What is mesenteric artery disease?
Mesenteric (or intestinal) artery disease is a condition that develops when the arteries in the abdomen that supply the intestines become narrowed, or blocked, by an accumulation of a fatty substance called plaque. As plaque builds up inside the artery walls, the arteries can become hardened and narrowed (a process called atherosclerosis). Atherosclerosis affects up to 35 percent of Americans, and can cause narrowing (also called stenosis) of any of the arteries throughout the body.
As atherosclerosis affects the whole body, people with mesenteric artery narrowing often have other cardiovascular conditions such as carotid artery disease and heart disease. In mesenteric artery disease, the arteries supplying blood to the intestines are narrowed; people with this condition lose weight and experience severe pain when they eat.
What are the risk factors and symptoms of mesenteric artery disease?
Risk factors for mesenteric artery disease include smoking - the number one risk factor for all cardiovascular diseases - a family history of atherosclerosis, high blood pressure, diabetes, high cholesterol, advanced age, obesity, and a sedentary lifestyle.
In patients with mesenteric artery disease, they can experience weight loss and severe abdominal pain when they eat. These patients can also experience other symptoms including vomiting, dizziness, and low blood pressure due to accumulation of acid (or acidosis) in the blood.
What are the diagnostic tests for mesenteric artery disease?
Your doctors can use one or more of the following imaging tests to determine the location and the extent of the arterial stenosis:
- Duplex ultrasound
- Magnetic resonance angiography (MRA)
- CT scan
What are the treatments for mesenteric artery disease?
Patients whose symptoms are mild to moderate can often manage their disease by making lifestyle changes such as quitting smoking, getting regular exercise, and working with their doctors to take care of related conditions such as diabetes, high blood pressure, and high cholesterol. Doctors often use minimally invasive procedures such as balloon angioplasty and stenting to relieve the narrowing and improve blood supply to the kidney and intestines. In severe cases, an abdominal bypass operation may be necessary to improve the blood flow to the intestine. These treatment options are listed as follows:

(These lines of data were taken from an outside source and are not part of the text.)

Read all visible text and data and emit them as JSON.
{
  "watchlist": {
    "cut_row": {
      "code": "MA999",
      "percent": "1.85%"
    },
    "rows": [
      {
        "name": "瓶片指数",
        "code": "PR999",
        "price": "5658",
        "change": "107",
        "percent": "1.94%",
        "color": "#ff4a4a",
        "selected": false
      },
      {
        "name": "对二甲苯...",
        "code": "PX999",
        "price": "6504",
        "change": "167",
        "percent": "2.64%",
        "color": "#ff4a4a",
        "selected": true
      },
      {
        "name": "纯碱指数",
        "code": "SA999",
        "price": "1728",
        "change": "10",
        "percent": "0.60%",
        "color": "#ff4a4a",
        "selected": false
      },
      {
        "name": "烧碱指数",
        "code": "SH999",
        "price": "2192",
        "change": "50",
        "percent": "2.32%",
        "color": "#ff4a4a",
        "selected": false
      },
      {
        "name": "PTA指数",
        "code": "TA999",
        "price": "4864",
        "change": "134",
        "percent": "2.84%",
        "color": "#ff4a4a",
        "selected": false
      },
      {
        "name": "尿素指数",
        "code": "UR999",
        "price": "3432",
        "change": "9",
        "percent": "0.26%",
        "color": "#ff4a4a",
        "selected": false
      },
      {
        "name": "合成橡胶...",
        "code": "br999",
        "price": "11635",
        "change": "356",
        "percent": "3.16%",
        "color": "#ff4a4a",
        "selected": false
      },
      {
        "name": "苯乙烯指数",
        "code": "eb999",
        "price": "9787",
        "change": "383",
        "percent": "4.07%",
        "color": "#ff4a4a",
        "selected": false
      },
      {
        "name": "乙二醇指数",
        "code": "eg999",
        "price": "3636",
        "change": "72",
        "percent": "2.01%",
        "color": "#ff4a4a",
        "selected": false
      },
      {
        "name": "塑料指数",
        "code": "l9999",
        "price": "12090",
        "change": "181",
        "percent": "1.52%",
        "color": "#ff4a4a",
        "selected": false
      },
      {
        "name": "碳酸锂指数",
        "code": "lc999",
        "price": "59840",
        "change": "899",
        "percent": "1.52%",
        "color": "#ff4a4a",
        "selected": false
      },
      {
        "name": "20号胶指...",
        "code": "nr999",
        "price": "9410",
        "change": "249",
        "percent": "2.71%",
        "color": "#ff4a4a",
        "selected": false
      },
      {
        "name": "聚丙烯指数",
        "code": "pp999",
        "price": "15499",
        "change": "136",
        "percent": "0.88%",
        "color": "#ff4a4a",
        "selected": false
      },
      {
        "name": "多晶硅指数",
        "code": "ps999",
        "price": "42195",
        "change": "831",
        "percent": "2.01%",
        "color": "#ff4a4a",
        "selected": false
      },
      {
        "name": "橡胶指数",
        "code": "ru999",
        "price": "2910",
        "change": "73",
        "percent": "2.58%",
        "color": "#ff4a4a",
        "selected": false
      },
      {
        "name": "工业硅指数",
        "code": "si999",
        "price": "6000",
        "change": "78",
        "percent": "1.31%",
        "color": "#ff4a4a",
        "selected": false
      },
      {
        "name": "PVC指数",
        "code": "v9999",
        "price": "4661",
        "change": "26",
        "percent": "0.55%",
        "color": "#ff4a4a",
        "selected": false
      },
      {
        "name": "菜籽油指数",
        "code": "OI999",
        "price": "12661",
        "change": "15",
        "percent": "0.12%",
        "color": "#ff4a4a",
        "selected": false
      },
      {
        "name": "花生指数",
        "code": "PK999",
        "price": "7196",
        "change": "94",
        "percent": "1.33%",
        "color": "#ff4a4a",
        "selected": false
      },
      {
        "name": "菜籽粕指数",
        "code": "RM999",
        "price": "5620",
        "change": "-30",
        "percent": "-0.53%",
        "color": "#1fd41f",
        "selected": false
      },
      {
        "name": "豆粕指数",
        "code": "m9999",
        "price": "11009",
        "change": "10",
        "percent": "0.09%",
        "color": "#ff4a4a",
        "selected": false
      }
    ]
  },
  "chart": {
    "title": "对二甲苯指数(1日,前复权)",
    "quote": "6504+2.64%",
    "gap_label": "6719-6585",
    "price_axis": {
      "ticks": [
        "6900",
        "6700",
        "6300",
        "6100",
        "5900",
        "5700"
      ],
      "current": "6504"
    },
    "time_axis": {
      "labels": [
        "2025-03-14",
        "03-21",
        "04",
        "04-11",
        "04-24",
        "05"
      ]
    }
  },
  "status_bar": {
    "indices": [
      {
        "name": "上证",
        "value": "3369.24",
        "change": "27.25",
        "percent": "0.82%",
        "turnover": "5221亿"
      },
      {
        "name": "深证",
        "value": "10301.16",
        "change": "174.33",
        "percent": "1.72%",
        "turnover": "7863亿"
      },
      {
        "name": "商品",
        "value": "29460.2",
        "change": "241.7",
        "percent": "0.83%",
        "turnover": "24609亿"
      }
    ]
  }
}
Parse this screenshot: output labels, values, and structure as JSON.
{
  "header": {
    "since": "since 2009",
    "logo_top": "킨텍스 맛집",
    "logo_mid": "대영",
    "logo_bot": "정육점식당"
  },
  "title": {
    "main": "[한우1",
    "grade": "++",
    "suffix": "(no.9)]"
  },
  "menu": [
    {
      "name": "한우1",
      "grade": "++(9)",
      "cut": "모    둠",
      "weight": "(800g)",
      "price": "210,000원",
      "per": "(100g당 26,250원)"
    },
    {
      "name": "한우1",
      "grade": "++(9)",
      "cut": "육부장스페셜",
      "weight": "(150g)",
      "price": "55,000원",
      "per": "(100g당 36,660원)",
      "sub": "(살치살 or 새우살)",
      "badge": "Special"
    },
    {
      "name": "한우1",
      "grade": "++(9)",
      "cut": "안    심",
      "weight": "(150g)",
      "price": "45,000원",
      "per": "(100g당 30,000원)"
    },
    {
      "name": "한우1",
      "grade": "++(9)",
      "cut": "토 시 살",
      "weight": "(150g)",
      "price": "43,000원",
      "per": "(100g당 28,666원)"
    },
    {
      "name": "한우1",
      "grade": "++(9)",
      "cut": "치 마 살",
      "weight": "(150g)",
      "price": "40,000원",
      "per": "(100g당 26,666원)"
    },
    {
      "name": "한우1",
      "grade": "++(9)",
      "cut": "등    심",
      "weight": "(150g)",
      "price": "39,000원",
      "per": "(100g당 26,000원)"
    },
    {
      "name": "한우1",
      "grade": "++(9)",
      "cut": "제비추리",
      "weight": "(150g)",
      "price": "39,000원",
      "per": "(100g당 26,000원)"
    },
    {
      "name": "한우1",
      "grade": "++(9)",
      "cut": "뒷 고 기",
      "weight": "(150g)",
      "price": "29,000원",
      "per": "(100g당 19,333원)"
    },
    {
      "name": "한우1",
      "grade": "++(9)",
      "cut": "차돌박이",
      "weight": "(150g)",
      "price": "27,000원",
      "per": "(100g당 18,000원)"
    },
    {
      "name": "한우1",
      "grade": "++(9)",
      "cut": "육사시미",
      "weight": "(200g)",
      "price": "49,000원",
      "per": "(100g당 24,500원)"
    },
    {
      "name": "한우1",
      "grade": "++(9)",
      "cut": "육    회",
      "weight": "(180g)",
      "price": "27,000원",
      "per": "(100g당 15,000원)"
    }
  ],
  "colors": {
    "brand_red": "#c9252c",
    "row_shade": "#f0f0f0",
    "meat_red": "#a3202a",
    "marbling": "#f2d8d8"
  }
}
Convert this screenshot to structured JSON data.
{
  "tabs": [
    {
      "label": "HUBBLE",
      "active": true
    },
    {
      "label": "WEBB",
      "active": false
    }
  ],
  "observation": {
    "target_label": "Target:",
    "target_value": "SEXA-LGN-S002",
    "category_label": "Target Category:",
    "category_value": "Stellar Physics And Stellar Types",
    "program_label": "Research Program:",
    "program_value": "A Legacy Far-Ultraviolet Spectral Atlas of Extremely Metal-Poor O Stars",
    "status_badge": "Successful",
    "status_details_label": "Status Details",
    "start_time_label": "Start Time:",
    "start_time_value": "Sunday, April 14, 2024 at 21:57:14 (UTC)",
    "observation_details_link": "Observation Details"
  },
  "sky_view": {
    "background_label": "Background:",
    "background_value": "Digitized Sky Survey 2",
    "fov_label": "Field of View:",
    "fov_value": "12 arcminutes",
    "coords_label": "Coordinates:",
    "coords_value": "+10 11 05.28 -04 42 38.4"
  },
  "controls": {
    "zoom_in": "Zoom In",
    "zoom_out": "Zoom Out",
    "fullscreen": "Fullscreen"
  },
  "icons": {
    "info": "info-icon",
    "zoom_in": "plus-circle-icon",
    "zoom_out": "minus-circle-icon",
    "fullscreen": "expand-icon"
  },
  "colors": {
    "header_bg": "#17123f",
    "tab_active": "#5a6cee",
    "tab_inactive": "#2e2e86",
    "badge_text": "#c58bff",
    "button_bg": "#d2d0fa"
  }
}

Balloon angioplasty. During this procedure, your doctor places a tiny, soft plastic tube called a catheter into the artery, usually in the groin, and inject a dye that makes the blood vessels clearly visible on an x-ray image. Your doctor can also use a special catheter that has a small balloon at the end, which can be inflated and deflated. The deflated balloon catheter is inserted through an artery in the groin and guided to the narrowed segment of the artery. When the catheter reaches the blockage, the balloon is inflated to widen the narrowed artery.
Stenting. In some cases, it may be necessary to place a stent. A stent is a small tube that holds open the artery at the site of the blockage. The stent is collapsed around a balloon when it is placed on the tip of the catheter and inserted into the body. Once the catheter reaches the blockage, the doctor expands the stent by inflating the balloon. The stent is left permanently in the artery to provide a reinforced channel through which blood can flow. Some stents (drug-eluting stents) are coated with medication that helps prevent the formation of scar tissue.
Arterial bypass surgery. If mesenteric artery disease is very advanced, or if blockages develop in an artery that is difficult to reach with a catheter, arterial bypass surgery may be necessary to restore blood flow. In this treatment approach, doctors place a bypass graft made of synthetic material or a natural vein taken from another part of the body. During the procedure, the surgeon will make an incision to expose the diseased segment of the artery, and then attach one end of a bypass graft to a point above the blockage and the other end to a point below it. The blood supply is then diverted through the graft, around the blockage, to bypass the diseased section of the artery. The diseased artery is left in place.